Wherever one looks there’s something “off”, I mentioned the normalisation of Pedophilia last time, but that’s far from the only problem we face. Thousands of illegals continue to enter our country on a weekly basis and the government does nothing but make noises about Rwanda, an eminently stupid, costly idea; or offer to give France even more of our hard earned to “slow the tide”. It now turns out, to nobodies surprise, that as many as 20% (or more) of those arriving on our shores are Albanian. Most of whom will be either cheap labour for those criminal gang masters and cannabis farmers already here or, worse still, fully aligned gang members wanting their slice of the action. How long before the “rural idyll” I moved up here to embrace becomes a victim of this cataclysmic (not hyperbole) situation? Nobody in government, or the civil service, or the police, or the NHS, or anywhere else has the first idea about how many illegals are here, or whether they’re Albanian gangsters, Jihadi sleepers, potential rapists or just chancers looking to get on the benefit gravy train. In 2020 the best guess for people entering Britain by small boats was 8,400. In 2021 that number more than tripled to 28,500 or so. This year it’s estimated that as many as 60,000 could arrive by dinghy alone. If they aren’t spirited off the beaches to feed the black economy and foster criminality, they’re royally entertained in hotels around the country, causing untold societal problems that can (and will) only get worse.

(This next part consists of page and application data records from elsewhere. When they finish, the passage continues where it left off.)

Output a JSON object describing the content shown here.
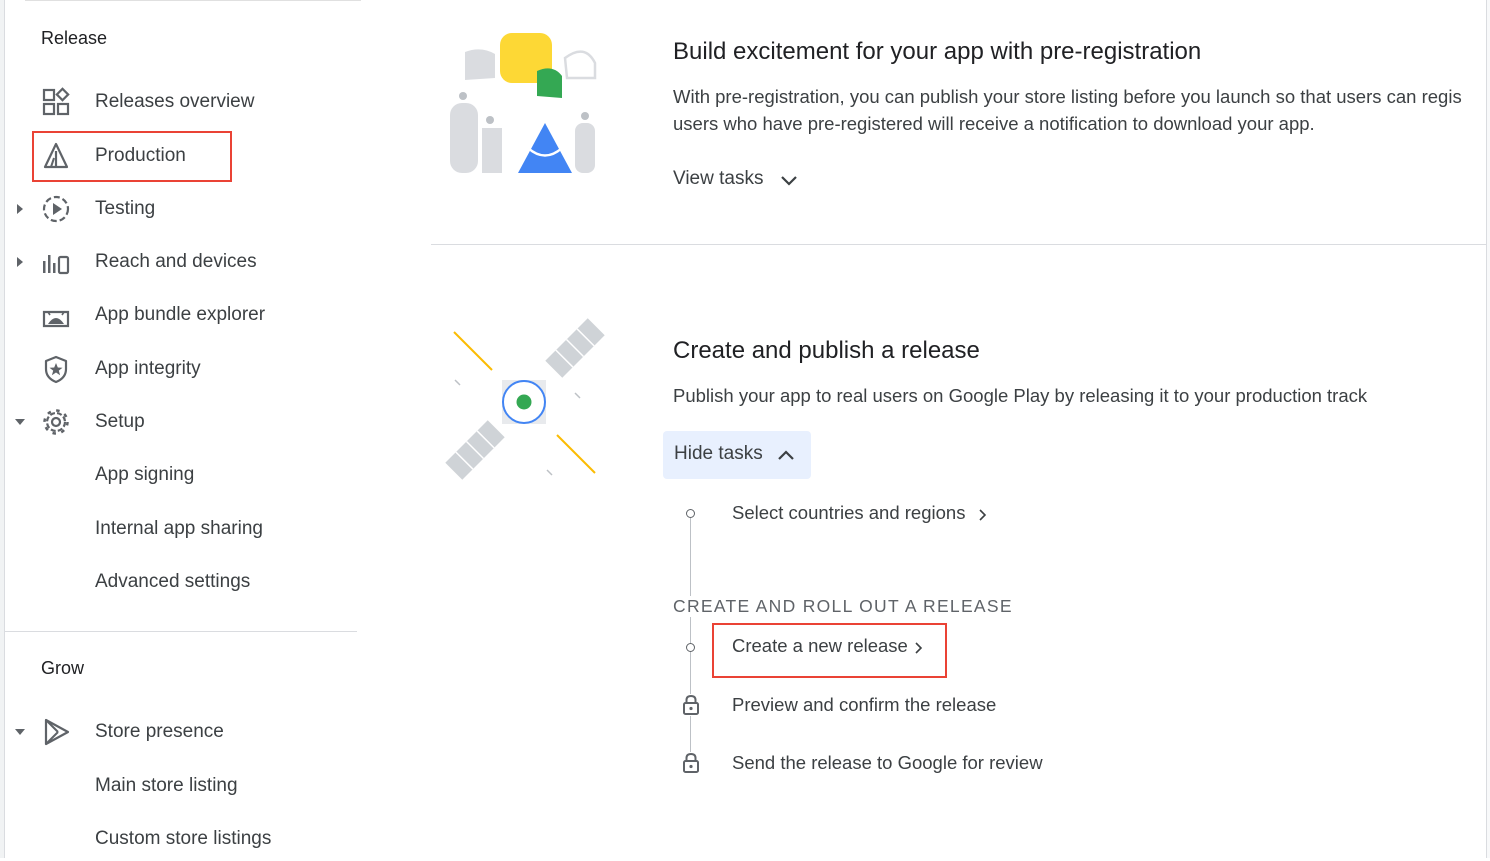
{
  "sidebar": {
    "release_section": "Release",
    "grow_section": "Grow",
    "items": {
      "releases_overview": "Releases overview",
      "production": "Production",
      "testing": "Testing",
      "reach_and_devices": "Reach and devices",
      "app_bundle_explorer": "App bundle explorer",
      "app_integrity": "App integrity",
      "setup": "Setup",
      "app_signing": "App signing",
      "internal_app_sharing": "Internal app sharing",
      "advanced_settings": "Advanced settings",
      "store_presence": "Store presence",
      "main_store_listing": "Main store listing",
      "custom_store_listings": "Custom store listings"
    }
  },
  "preregistration": {
    "title": "Build excitement for your app with pre-registration",
    "desc_line1": "With pre-registration, you can publish your store listing before you launch so that users can regis",
    "desc_line2": "users who have pre-registered will receive a notification to download your app.",
    "view_tasks": "View tasks"
  },
  "publish": {
    "title": "Create and publish a release",
    "desc": "Publish your app to real users on Google Play by releasing it to your production track",
    "hide_tasks": "Hide tasks",
    "task_countries": "Select countries and regions",
    "group_heading": "CREATE AND ROLL OUT A RELEASE",
    "task_new_release": "Create a new release",
    "task_preview": "Preview and confirm the release",
    "task_send": "Send the release to Google for review"
  },
  "colors": {
    "highlight_border": "#ea4335",
    "button_bg": "#e8f0fe",
    "accent_blue": "#4285f4",
    "accent_green": "#34a853",
    "accent_yellow": "#fbbc04"
  }
}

Ironically, while all this is happening crime, especially incidences of burglary and violent crime, are rising steeply (maybe there’s a bit of a connection) our jolly “boys, girls and non-binaries in blue” form protection squads for drag queen story time, take the knee for BLM, dance erotically and with gay abandon at “Pride” events, paint their cars in rainbow colours and visit people, team handed and menacingly, to arrest them for “offending someone on Facebook”. Knife crime is rampant, murders are an almost daily occurrence (or so it seems) and, if you’re burgled the likelihood of the police even investigating this most pernicious of crimes is close to zero. You will get a crime number though, for your insurance claim.
I’ve long taken the “We’re fooked” analysis with a pinch of salt,but these days I’m not so sure, especially when I start to look at things in the round. I live in an isolated part of the country, we never see a bobby in uniform, and there’s little crime, beyond the usual suspects coming over from the North East to nick quad bikes and/or diesel and the West Yorkshire and North Lancs boys popping up to engage in a bit of sheep rustling, but unless someone in a position of power takes a stand, both against domestic and wider Global incursions and intentions, the genies ain’t ever (willingly) going back in the bottles and we, the ordinary, law abiding, tax paying citizenry, who really simply want to be left alone, will have to take our own stand, or admit we’ve lost and let “Progressive Liberal” and Globalist chaos reign.
Next time; A buyer for my chilies? A plan for winter veg, Tomato & courgette soup? More Hooptedoodle….
© Colin Cross 2022